-- Minutes of the Court of Burgomasters and Schepens of New Amsterdam, 7 March 1662
Although most Africans in New Netherland were deemed slaves or "half-slaves," not all relationships between Dutch and African descendants were based on the slave-master relationship. In fact, African and European relationships were amicable at times. Free white settlers sometimes served as witnesses for marriages between enslaved people, slaves and servants gathered for leisure activities and worked together. In a few instances, black and white New Netherlanders even married and had children together.
Sundays, holidays, and evenings provided enslaved Africans with time off to relax and meet with fellow New Netherlanders. Although the use of alcohol was prohibited on the Sabbath and other religious holidays, free and enslaved New Netherlanders frequently met and enjoyed alcoholic beverages on these days. In 1662, for example, Andries Joghimsen appeared in court for serving black New Netherlanders alcohol on Sunday, and Geertje Teunis was accused of serving hard liquor to a slave on the "Day of Fasting."

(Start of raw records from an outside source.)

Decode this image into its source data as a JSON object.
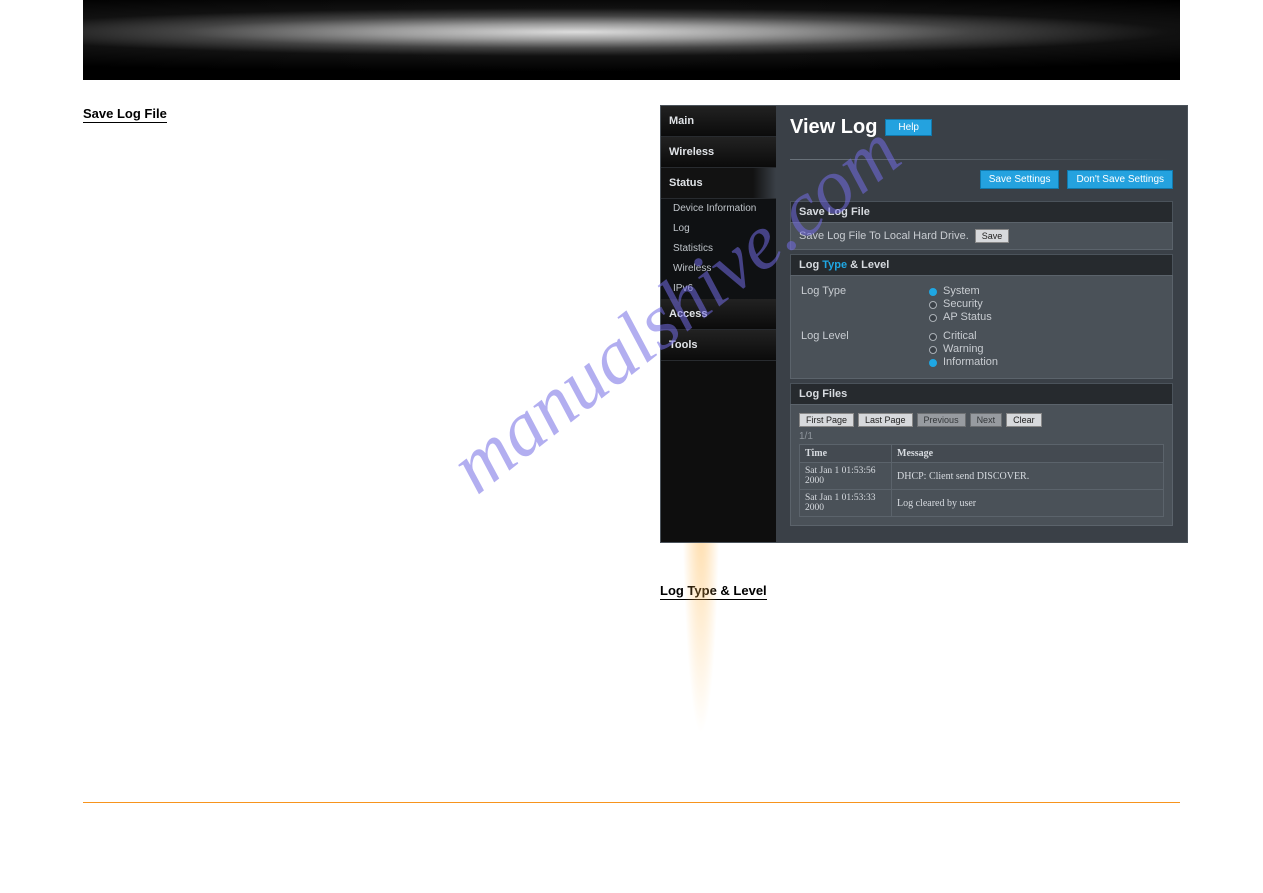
{
  "headings": {
    "left": "Save Log File",
    "right": "Log Type & Level"
  },
  "sidenav": {
    "main": "Main",
    "wireless": "Wireless",
    "status": "Status",
    "access": "Access",
    "tools": "Tools",
    "subs": {
      "device_info": "Device Information",
      "log": "Log",
      "statistics": "Statistics",
      "wireless": "Wireless",
      "ipv6": "IPv6"
    }
  },
  "ui": {
    "title": "View Log",
    "help": "Help",
    "save_settings": "Save Settings",
    "dont_save": "Don't Save Settings",
    "save_log_file_hdr": "Save Log File",
    "save_log_text": "Save Log File To Local Hard Drive.",
    "save_btn": "Save",
    "type_level_hdr_prefix": "Log ",
    "type_level_hdr_accent": "Type",
    "type_level_hdr_suffix": " & Level",
    "log_type_label": "Log Type",
    "log_level_label": "Log Level",
    "types": {
      "system": "System",
      "security": "Security",
      "ap": "AP Status"
    },
    "levels": {
      "critical": "Critical",
      "warning": "Warning",
      "information": "Information"
    },
    "log_files_hdr": "Log Files",
    "pager": {
      "first": "First Page",
      "last": "Last Page",
      "prev": "Previous",
      "next": "Next",
      "clear": "Clear"
    },
    "page_of": "1/1",
    "th_time": "Time",
    "th_msg": "Message",
    "rows": [
      {
        "time": "Sat Jan 1 01:53:56 2000",
        "msg": "DHCP: Client send DISCOVER."
      },
      {
        "time": "Sat Jan 1 01:53:33 2000",
        "msg": "Log cleared by user"
      }
    ]
  }
}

The colony did not have laws that forbade interracial marriages, and not once did the Dutch Colonial Council punish interracial relationships. These relationships may have been frowned upon, but they were certainly not prohibited. Several African and Dutch New Netherlanders married, and multiple children came out of these interracial relationships. The Dutch Reformed Church consecrated these marriages and the baptisms of their children, which suggests that the church did not object to interracial marriages. As long as both partners were protestant Christians, the Church accepted their unions. In 1650, for example, Harmen Janszen from Hessen, a German immigrant, married Maria Malaet from Angola, and Jan "the negro" married Annetie Abrahams in the Dutch Reformed Church of Brooklyn in 1663.
Some Dutch settlers had intimate relations with their slaves. The most well-known example is that of Captain Jan de Vries who had a child with one of his enslaved women, a woman referred to as Elaria (also referred to as Elarij, Clara, Hillarij, and Swartinne). De Vries named their son Jan and had him baptized in New Amsterdam's Dutch Reformed Church in August of 1647. Records do not reveal whether or not the couple married, but Elaria did inherit part of his property in Manhattan close by the Fresh Water pond.

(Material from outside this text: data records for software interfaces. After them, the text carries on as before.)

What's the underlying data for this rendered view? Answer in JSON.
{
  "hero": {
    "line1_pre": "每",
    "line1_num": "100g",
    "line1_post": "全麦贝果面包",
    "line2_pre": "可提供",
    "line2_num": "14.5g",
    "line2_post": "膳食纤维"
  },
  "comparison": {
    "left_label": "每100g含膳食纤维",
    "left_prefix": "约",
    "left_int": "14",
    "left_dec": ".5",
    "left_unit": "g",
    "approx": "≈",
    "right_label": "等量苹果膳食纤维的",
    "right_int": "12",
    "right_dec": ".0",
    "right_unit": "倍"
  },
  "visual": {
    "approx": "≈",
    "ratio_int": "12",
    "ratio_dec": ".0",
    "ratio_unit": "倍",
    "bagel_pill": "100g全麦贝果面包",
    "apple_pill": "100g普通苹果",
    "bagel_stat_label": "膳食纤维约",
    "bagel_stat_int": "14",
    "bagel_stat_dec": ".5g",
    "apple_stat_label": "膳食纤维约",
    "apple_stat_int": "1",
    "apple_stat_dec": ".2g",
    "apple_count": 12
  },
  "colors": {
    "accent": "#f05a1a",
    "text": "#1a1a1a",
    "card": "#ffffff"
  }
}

Anthony Jansen Van Salee and Grietje Reyniers were the colony's most infamous interracial couple. Van Salee, also known as Anthony Jansen de Turck, Anthony Jansen van Vaes, or Anthony Jansen the Mulatto, born in Cartagena, was a settler of Dutch and African descent. Not only was his mother African, his father was a Dutch privateer who converted to Islam. He met his wife Grietie Reijniers in the Dutch Republic where they agreed to marry. Once they settled in New Netherland, they quickly received a questionable reputation. The couple appeared in the colony's court on multiple occasions for various offenses, many of them slander or debt related. Eventually, this led to their banishment from New Amsterdam in 1639. It remains unclear if the fact that they were an interracial couple contributed to their troubled reputation, but it certainly did not help their case.
While the relationships between white and black New Netherlanders were often better than presumed, physical appearance and ethnic background did inform certain assumptions or prejudices. Reverend Jonas Michaelius, for instance, described Angolan women as "thievish, lazy, and crude trash." When Jeremias Van Rensselaer wrote to his brother about a land grant dispute, he used the phrase "as if my Negro had said it" to indicate that his protests had been considered valueless.1 These and other similar examples of racial attitudes show that racial prejudice existed in the colony, but interracial relationships proved much more complex than is often assumed.